Reaseheath College garden designers and florists completed a phenomenally successful RHS Flower Show Tatton Park by winning two top awards and helping Cheshire’s leading visitor attractions to achieve another.
A team of ten Foundation Degree Garden and Landscape Design students achieved one of just three gold medals in the prestigious show garden section with their innovative edible garden ‘A Taste of Wythenshawe’.
Sponsored by Wythenshawe Community Housing Group (WCHG), the garden incorporated innovative and creative approaches to growing edible plants including hydroponics and sculptural features. It celebrated Real Food Wythenshawe, a five year £1 million Big Lottery-funded community food campaign led by WCHG which promotes ways that people can grow their own fruit and vegetables and cook healthy, economical meals.
Dougal Philip, Chair of the judges, said: “This was a magnificent garden which was strong, exciting and innovative and with wonderful detail. The fact that it was designed and built by a team could have posed problems but everyone has worked together. Reaseheath’s students should be really proud of what they have achieved.”
The garden will now be rebuilt in Wythenshawe Park, where it will be shared by the local community. The re-instatement will be carried out by members of the Turnaround team, a programme developed by WCHG to offer training and potential employment opportunities to those with criminal records. All team members have been trained by Reaseheath and have successfully gained their NPTC Level 2 horticulture award.
Reaseheath florists were also celebrating after winning the prestigious new RHS Tatton Park Floristry College of the Year Competition. Level 3 Diploma in Floristry students Anna Eite, Zoe Sillito and Wendy Anderson took the title against competition from four other colleges and will compete at the national finals at the Chelsea Flower Show 2015. They also won a silver gilt medal for their creative, carnival themed stand.
Reaseheath RHS Level 2 and 3 Certificate in Horticulture students helped to build a carnival themed stand for the Cheshire Gardens of Distinction, which was awarded Best Show Feature. The group, which this year celebrates its 10th birthday, was represented by Arley Hall and Gardens, Adlington Hall and Gardens, Cholmondeley Castle and Gardens, Fryers Roses of Knutsford, Biddulph Grange, Norton Priory, Bluebell Cottage Gardens and Nurseries and the Cheshire Gardens Trust.
Reaseheath Horticulture lecturer Tracy Walker co-ordinated the stand, which was in the ‘Inspire’ zone, an area dedicated to cutting edge design and fresh ideas. Each of the eight gardens featured ‘The Rose of Distinction’, a new floribunda rose launched by Fryers Roses to celebrate the group’s birthday.

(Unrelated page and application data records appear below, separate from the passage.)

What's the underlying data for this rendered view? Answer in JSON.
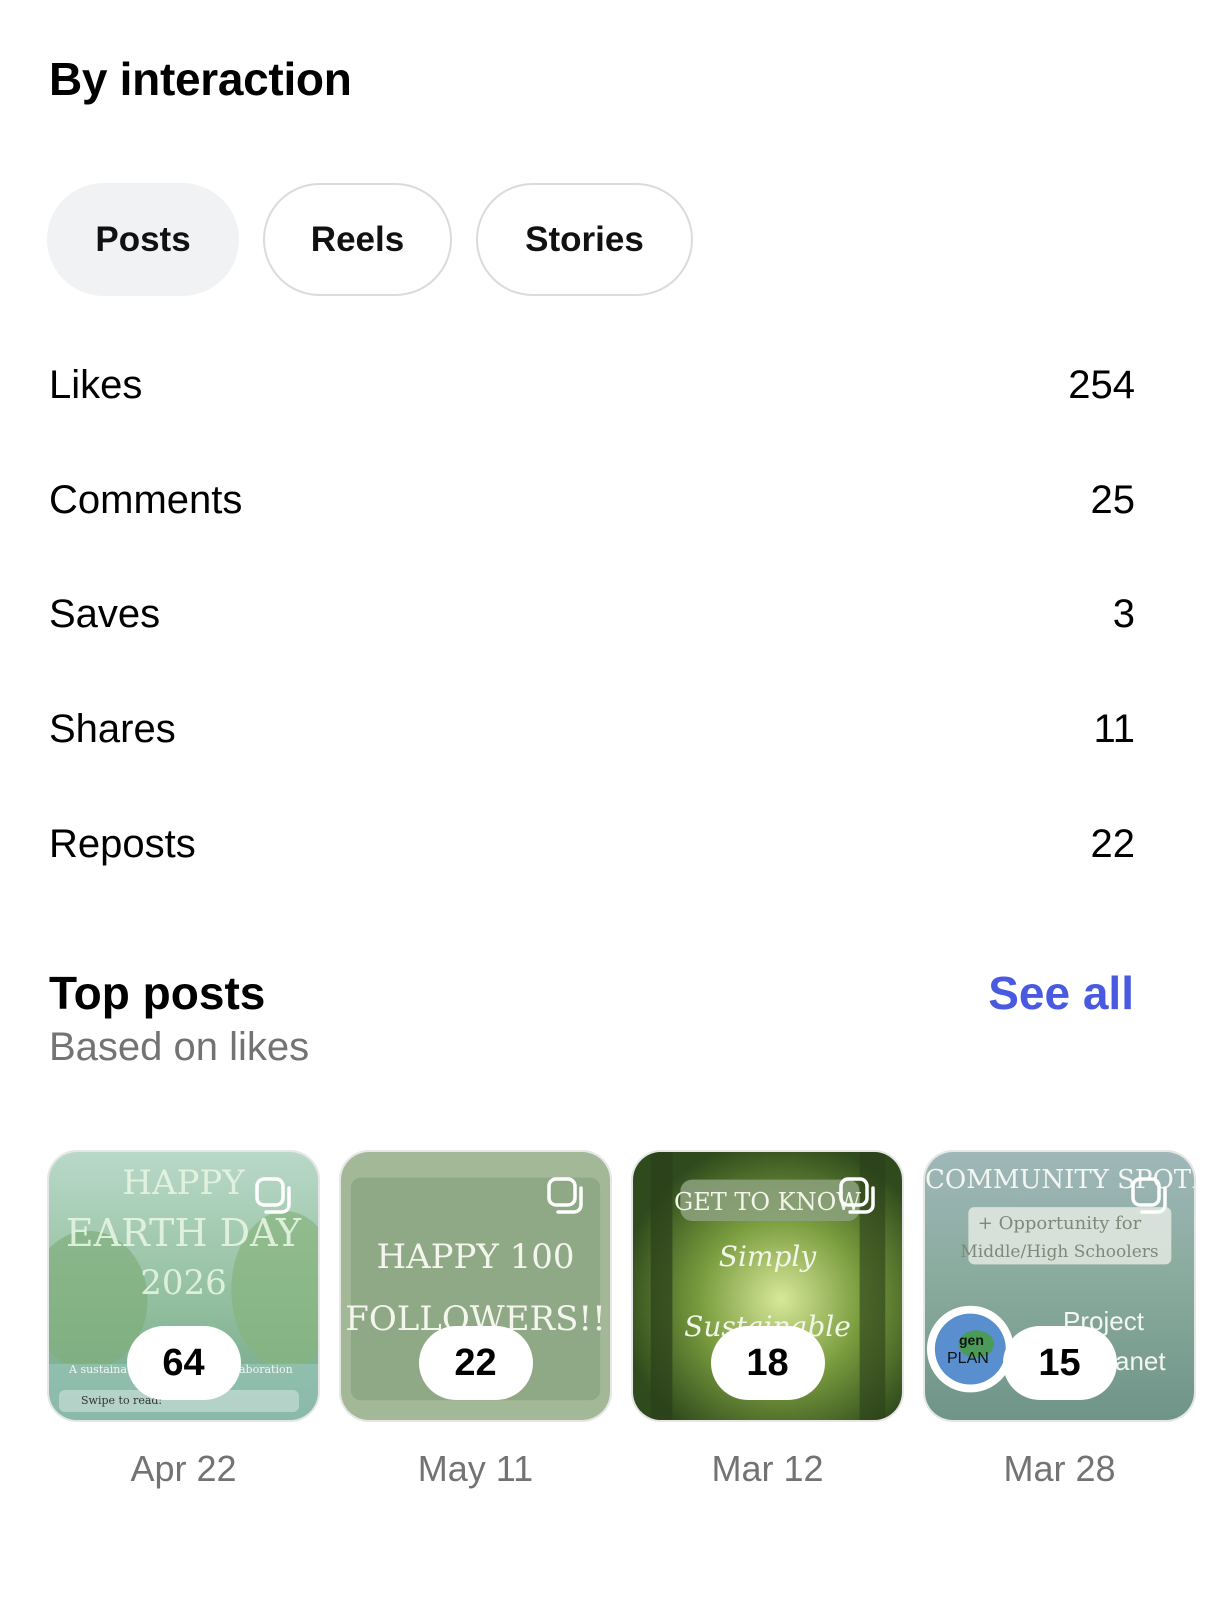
{
  "header": {
    "title": "By interaction"
  },
  "tabs": [
    {
      "label": "Posts",
      "active": true
    },
    {
      "label": "Reels",
      "active": false
    },
    {
      "label": "Stories",
      "active": false
    }
  ],
  "stats": [
    {
      "label": "Likes",
      "value": "254"
    },
    {
      "label": "Comments",
      "value": "25"
    },
    {
      "label": "Saves",
      "value": "3"
    },
    {
      "label": "Shares",
      "value": "11"
    },
    {
      "label": "Reposts",
      "value": "22"
    }
  ],
  "top_posts": {
    "title": "Top posts",
    "subtitle": "Based on likes",
    "see_all": "See all",
    "posts": [
      {
        "count": "64",
        "date": "Apr 22",
        "text_lines": [
          "HAPPY",
          "EARTH DAY",
          "2026"
        ],
        "caption": "A sustaina",
        "caption2": "aboration",
        "swipe": "Swipe to read:"
      },
      {
        "count": "22",
        "date": "May 11",
        "text_lines": [
          "HAPPY 100",
          "FOLLOWERS!!"
        ]
      },
      {
        "count": "18",
        "date": "Mar 12",
        "text_lines": [
          "GET TO KNOW",
          "Simply Sustainable"
        ]
      },
      {
        "count": "15",
        "date": "Mar 28",
        "text_lines": [
          "COMMUNITY SPOTLIGHT",
          "+ Opportunity for",
          "Middle/High Schoolers",
          "Project",
          "anet"
        ],
        "logo_lines": [
          "gen",
          "PLAN"
        ]
      }
    ]
  },
  "colors": {
    "accent_link": "#4a5ae0",
    "active_pill_bg": "#f1f2f4",
    "muted_text": "#737373"
  },
  "icons": {
    "carousel": "carousel-icon"
  }
}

Other successes included Jonathan Price, who is studying for his BSc Landscape Design and Management at Reaseheath, taking a silver medal for his show garden De Musica Mundana and former floristry student Adrian Thomas being awarded gold in the open floral design competition. Adrian runs his own on-line business, Verdure Floral Design. Floristry lecturers Ruth Clarke and Fiona Davies, representing Reaseheath, won a silver medal in the same section.
And in a final coup, Level 3 Extended Diploma in Horticulture student Richard Carden won his way through to the 2014 WorldSkills UK Landscape Gardening finals after a high profile three day competition held at the show.
The Landscape Gardening Competition, organised by the Association of Professional Landscapers, is designed to highlight the skills and potential of young people. Finalists are considered for an international squad.
Richard will now compete at the Olympic-styled finals at The Skills Show at Birmingham NEC in November against top students from other colleges.
This was Richard’s first major competition, although he designed and built a garden for a competition held during Reaseheath’s Family Festival in May and helped to rebuild it as a feature on the college’s award winning stand at the Cheshire Show in June.
He said: “I can only describe it as being as close as landscape gardening can get to being a military operation. There was no let up at all as we had to complete the garden to a tight deadline. But I really enjoyed it and I’m looking forward to improving my skills ready for the national finals.”